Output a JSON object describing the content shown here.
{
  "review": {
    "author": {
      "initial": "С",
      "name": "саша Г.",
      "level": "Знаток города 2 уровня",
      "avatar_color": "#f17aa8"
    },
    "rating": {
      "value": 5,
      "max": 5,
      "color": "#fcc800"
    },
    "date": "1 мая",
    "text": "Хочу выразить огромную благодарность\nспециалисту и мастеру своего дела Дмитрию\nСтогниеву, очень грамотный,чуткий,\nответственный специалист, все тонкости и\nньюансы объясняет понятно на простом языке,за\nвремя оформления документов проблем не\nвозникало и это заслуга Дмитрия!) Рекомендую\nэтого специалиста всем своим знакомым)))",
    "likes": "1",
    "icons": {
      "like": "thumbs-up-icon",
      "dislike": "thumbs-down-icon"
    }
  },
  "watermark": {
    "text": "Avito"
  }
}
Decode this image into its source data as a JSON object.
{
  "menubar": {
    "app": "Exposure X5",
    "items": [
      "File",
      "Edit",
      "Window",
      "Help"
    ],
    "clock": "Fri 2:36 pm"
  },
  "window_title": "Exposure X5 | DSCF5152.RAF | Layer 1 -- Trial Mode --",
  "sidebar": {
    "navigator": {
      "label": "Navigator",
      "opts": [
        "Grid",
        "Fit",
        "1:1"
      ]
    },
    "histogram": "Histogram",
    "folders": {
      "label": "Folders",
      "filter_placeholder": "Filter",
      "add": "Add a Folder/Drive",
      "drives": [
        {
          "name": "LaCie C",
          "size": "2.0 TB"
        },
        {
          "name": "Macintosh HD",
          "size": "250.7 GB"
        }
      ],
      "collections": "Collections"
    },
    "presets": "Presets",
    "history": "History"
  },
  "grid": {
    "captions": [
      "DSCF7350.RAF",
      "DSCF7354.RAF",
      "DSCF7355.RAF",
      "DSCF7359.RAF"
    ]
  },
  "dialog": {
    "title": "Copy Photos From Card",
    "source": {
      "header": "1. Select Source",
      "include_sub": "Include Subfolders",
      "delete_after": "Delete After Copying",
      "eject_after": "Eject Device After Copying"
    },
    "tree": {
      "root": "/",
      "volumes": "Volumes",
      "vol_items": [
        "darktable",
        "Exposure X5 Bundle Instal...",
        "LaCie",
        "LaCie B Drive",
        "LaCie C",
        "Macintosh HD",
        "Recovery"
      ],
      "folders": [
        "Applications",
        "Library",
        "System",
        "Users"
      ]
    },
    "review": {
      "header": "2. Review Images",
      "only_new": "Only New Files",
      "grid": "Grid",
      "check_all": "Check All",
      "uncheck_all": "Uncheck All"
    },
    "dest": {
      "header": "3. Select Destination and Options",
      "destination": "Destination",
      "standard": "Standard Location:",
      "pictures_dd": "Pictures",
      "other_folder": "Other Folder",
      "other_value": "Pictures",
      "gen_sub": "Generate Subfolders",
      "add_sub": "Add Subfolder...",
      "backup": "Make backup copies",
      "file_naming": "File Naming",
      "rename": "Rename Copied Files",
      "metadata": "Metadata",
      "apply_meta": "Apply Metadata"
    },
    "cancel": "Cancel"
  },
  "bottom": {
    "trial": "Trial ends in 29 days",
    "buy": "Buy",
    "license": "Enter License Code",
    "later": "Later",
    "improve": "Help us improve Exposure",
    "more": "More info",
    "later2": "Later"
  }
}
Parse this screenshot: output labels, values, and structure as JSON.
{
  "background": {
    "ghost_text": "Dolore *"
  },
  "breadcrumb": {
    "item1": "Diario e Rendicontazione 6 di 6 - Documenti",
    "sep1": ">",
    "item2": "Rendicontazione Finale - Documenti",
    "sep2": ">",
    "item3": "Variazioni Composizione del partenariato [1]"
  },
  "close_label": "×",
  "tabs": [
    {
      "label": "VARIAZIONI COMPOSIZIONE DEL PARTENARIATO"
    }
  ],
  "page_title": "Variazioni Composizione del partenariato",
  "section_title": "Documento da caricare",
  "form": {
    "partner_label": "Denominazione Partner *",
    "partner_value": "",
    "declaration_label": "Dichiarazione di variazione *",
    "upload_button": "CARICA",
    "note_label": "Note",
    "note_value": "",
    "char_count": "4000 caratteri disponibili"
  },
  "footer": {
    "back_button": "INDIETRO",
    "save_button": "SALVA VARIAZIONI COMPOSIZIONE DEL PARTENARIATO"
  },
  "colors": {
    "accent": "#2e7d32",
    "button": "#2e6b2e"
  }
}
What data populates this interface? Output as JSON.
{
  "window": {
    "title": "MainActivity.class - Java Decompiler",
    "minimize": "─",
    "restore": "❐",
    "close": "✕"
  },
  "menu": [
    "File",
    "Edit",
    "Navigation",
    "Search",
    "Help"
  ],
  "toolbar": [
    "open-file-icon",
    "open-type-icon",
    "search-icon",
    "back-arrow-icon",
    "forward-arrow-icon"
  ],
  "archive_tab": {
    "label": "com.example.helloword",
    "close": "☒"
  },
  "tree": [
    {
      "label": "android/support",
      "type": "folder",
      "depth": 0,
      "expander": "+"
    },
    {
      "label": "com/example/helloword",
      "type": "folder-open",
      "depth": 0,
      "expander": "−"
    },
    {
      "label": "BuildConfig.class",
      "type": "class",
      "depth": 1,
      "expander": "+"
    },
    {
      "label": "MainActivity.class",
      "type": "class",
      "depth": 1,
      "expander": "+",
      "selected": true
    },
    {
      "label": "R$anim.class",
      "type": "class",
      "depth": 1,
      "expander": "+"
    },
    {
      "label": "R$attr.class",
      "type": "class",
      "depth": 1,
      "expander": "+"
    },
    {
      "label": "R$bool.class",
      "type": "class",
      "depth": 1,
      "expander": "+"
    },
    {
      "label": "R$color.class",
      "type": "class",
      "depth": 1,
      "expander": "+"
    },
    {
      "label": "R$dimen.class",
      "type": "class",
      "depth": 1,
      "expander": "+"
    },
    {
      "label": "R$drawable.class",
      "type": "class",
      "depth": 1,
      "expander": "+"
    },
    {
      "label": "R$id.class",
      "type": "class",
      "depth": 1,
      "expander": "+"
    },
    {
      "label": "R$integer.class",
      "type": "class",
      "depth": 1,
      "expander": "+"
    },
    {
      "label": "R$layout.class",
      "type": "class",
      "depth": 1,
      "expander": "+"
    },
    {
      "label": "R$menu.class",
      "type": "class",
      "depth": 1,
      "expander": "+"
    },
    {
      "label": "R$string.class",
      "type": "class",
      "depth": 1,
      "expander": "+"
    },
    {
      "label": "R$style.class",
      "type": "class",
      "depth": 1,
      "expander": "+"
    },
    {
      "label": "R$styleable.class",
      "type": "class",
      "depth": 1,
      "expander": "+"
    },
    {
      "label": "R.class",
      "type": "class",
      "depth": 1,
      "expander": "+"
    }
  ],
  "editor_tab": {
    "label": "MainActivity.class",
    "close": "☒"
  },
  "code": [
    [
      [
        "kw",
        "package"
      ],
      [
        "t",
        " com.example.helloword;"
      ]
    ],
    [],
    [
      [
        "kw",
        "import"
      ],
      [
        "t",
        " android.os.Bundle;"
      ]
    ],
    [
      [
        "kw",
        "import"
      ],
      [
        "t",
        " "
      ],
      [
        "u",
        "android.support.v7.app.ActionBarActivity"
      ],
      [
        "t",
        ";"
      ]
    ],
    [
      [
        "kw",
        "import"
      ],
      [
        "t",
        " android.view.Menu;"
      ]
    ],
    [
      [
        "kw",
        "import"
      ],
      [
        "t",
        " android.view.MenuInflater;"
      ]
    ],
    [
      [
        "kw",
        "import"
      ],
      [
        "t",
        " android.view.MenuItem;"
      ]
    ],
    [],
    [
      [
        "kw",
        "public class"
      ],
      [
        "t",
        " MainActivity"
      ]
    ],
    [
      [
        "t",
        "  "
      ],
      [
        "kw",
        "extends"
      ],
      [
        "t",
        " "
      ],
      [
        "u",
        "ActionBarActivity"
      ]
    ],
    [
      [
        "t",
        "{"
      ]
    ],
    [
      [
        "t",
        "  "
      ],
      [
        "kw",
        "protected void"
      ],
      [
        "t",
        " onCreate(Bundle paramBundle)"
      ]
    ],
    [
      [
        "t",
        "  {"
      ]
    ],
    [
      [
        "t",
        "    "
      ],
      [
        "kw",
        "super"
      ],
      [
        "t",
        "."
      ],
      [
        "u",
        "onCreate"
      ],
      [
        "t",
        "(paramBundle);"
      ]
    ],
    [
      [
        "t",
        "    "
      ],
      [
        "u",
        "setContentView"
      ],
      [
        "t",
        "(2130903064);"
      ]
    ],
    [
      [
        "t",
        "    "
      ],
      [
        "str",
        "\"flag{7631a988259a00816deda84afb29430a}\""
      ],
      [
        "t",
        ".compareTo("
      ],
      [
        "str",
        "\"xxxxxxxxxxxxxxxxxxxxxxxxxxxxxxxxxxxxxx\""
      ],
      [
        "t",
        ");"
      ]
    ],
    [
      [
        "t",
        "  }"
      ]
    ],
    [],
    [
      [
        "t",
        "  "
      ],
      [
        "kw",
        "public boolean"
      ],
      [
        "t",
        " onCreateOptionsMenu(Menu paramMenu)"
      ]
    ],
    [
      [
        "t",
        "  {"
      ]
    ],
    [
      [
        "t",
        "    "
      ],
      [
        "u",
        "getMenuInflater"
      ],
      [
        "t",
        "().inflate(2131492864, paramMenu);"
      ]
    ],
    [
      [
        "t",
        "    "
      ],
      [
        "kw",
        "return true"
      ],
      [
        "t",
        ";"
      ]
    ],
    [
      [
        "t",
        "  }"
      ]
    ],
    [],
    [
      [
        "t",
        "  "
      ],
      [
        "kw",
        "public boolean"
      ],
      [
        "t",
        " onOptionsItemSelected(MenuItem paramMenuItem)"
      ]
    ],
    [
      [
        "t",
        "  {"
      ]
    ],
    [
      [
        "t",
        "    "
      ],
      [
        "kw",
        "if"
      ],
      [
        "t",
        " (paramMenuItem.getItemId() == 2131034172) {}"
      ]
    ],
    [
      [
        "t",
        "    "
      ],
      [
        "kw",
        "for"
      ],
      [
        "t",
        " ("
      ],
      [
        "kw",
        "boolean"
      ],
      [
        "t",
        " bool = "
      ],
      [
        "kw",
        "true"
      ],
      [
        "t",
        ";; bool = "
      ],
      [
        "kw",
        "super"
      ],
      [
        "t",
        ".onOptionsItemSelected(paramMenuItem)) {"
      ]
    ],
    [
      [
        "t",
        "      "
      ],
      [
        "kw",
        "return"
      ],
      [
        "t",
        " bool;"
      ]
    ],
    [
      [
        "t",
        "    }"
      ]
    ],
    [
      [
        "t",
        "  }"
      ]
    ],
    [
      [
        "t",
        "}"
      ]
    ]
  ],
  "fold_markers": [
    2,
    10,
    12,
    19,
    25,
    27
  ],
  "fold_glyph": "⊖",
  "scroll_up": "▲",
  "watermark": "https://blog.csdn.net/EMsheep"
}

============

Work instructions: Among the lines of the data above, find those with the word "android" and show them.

Response:
      "label": "android/support",
        " android.os.Bundle;"
        "android.support.v7.app.ActionBarActivity"
        " android.view.Menu;"
        " android.view.MenuInflater;"
        " android.view.MenuItem;"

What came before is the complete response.